→ **YOUR GOAL**
Return all of the data exactly, omitting any images.

→ **INPUT MATERIAL**
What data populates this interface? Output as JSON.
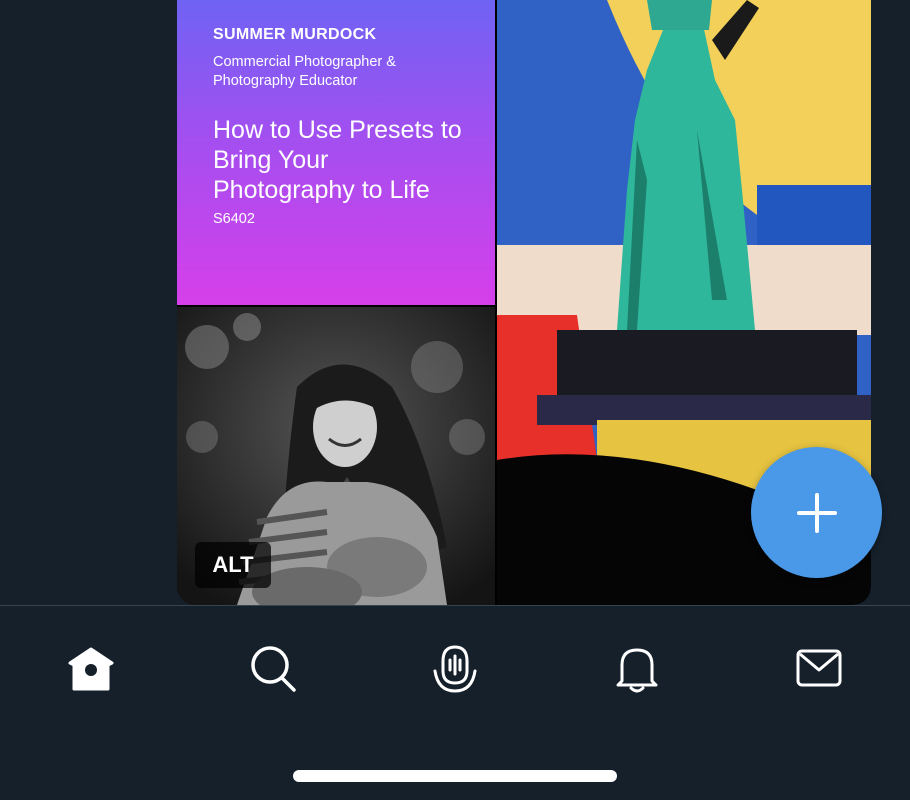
{
  "post_media": {
    "promo": {
      "speaker": "SUMMER MURDOCK",
      "role": "Commercial Photographer & Photography Educator",
      "title": "How to Use Presets to Bring Your Photography to Life",
      "session_code": "S6402"
    },
    "alt_badge": "ALT"
  },
  "fab": {
    "icon": "plus-icon"
  },
  "tab_bar": {
    "items": [
      {
        "name": "home",
        "icon": "home-icon"
      },
      {
        "name": "search",
        "icon": "search-icon"
      },
      {
        "name": "spaces",
        "icon": "spaces-icon"
      },
      {
        "name": "notifications",
        "icon": "bell-icon"
      },
      {
        "name": "messages",
        "icon": "mail-icon"
      }
    ]
  },
  "colors": {
    "background": "#15202b",
    "accent": "#4a99e9",
    "promo_gradient_top": "#6f63f4",
    "promo_gradient_bottom": "#d63fea"
  }
}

→ **ANSWER TO THE PROBLEM**
What data populates this interface? Output as JSON.
{
  "post_media": {
    "promo": {
      "speaker": "SUMMER MURDOCK",
      "role": "Commercial Photographer & Photography Educator",
      "title": "How to Use Presets to Bring Your Photography to Life",
      "session_code": "S6402"
    },
    "alt_badge": "ALT"
  },
  "fab": {
    "icon": "plus-icon"
  },
  "tab_bar": {
    "items": [
      {
        "name": "home",
        "icon": "home-icon"
      },
      {
        "name": "search",
        "icon": "search-icon"
      },
      {
        "name": "spaces",
        "icon": "spaces-icon"
      },
      {
        "name": "notifications",
        "icon": "bell-icon"
      },
      {
        "name": "messages",
        "icon": "mail-icon"
      }
    ]
  },
  "colors": {
    "background": "#15202b",
    "accent": "#4a99e9",
    "promo_gradient_top": "#6f63f4",
    "promo_gradient_bottom": "#d63fea"
  }
}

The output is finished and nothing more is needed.